    This week the Assisted Dying Bill is debated in the Lords.
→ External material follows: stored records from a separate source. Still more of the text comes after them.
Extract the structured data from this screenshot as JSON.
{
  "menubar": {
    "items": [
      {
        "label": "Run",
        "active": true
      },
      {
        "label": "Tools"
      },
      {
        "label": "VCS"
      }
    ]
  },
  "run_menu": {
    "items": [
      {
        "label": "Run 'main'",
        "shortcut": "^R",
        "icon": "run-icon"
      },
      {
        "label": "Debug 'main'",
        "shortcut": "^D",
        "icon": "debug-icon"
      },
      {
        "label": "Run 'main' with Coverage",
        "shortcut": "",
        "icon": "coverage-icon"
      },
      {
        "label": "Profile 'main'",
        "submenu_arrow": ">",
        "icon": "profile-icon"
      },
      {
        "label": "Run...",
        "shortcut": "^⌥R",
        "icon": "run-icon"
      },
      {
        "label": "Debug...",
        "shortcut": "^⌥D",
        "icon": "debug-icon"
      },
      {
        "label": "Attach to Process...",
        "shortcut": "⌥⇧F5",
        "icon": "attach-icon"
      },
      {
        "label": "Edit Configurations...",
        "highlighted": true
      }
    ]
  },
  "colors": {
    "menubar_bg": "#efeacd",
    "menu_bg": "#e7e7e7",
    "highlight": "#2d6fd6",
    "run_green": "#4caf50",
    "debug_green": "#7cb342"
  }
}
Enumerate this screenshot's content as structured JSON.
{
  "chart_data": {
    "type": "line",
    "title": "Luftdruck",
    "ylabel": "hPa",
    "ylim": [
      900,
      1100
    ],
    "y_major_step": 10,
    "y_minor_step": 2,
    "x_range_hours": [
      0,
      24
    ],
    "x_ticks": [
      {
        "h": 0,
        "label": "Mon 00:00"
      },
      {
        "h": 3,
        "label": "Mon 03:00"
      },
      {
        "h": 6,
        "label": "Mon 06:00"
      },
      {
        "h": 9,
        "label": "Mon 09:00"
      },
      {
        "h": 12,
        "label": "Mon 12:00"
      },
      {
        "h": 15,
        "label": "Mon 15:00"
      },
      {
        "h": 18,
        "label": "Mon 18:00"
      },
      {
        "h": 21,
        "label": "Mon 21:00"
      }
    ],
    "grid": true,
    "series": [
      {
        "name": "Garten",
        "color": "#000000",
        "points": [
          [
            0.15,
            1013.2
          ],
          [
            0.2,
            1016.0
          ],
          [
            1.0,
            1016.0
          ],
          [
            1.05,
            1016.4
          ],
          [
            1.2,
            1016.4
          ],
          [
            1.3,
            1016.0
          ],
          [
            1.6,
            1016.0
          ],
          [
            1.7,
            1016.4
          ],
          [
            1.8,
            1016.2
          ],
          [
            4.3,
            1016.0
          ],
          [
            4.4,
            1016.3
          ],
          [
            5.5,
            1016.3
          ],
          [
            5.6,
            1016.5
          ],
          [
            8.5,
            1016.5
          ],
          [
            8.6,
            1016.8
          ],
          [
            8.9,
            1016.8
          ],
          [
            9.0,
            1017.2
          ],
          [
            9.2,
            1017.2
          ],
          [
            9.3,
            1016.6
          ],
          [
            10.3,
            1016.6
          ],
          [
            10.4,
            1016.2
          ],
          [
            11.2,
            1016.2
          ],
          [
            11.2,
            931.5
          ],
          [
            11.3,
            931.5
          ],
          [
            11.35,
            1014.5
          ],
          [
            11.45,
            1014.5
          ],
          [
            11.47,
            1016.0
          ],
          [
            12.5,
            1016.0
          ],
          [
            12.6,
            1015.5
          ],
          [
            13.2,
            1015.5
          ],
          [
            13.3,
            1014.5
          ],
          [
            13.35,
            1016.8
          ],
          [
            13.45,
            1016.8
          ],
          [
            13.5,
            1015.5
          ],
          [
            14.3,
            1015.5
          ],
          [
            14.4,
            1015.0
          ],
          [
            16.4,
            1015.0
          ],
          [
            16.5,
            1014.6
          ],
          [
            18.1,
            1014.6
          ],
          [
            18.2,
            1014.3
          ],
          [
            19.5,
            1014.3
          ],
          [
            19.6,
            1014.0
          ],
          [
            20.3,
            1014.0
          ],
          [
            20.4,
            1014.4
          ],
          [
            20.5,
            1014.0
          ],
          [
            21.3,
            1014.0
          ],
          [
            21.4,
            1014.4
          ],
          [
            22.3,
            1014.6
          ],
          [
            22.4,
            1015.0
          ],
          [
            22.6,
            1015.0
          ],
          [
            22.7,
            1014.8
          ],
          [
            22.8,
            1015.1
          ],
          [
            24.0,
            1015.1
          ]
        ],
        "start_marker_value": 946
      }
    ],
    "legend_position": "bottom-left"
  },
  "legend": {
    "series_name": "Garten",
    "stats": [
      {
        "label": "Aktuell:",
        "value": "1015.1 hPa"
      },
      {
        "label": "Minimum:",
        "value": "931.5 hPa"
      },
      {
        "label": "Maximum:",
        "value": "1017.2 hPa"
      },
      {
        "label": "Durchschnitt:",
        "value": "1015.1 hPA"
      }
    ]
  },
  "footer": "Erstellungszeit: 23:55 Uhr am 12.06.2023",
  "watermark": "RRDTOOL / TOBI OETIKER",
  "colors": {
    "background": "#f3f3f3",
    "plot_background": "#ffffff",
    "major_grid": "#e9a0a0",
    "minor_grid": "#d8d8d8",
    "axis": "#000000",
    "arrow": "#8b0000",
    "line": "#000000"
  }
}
Virginia Ironside, who has already made plans for her own self-deliverance, argues that it's time we allowed people a humane, compassionate death
    Move over, kale - cabbage is the new rising star

    Cabbage is king again

    Sophie Morris banishes thoughts of soggy school dinners and turns over a new leaf
    11 best winter skin treats

    Give your moisturiser a helping hand: 11 best winter skin treats

    Get an extra boost of nourishment from one of these hard-working products
    Paul Scholes column: The more Jose Mourinho attempts to influence match officials, the more they are likely to ignore him

    Paul Scholes column

    The more Jose Mourinho attempts to influence match officials, the more they are likely to ignore him
    Frank Warren column: No cigar, but pots of money: here come the Cubans

    Frank Warren's Ringside

    No cigar, but pots of money: here come the Cubans
    Isis hostage crisis: Militant group stands strong as its numerous enemies fail to find a common plan to defeat it

    Isis stands strong as its numerous enemies fail to find a common plan to defeat it

    The jihadis are being squeezed militarily and economically, but there is no sign of an implosion, says Patrick Cockburn
    Virtual reality thrusts viewers into the frontline of global events - and puts film-goers at the heart of the action

    Virtual reality: Seeing is believing

    Virtual reality thrusts viewers into the frontline of global events - and puts film-goers at the heart of the action
    Homeless Veterans appeal: MP says Coalition ‘not doing enough’

    Homeless Veterans appeal

    MP says Coalition ‘not doing enough’ to help
    Larry David, Steve Coogan and other comedians share stories of depression in new documentary

    Comedians share stories of depression

    The director of the new documentary, Kevin Pollak, tells Jessica Barrett how he got them to talk
    Has The Archers lost the plot with it's spicy storylines?

    Has The Archers lost the plot?

    A growing number of listeners are voicing their discontent over the rural soap's spicy storylines; so loudly that even the BBC's director-general seems worried, says Simon Kelner
    English Heritage adds 14 post-war office buildings to its protected lists

    14 office buildings added to protected lists

    Christopher Beanland explores the underrated appeal of these palaces of pen-pushing
    Human skull discovery in Israel proves humans lived side-by-side with Neanderthals

    Human skull discovery in Israel proves humans lived side-by-side with Neanderthals

    Scientists unearthed the cranial fragments from Manot Cave in West Galilee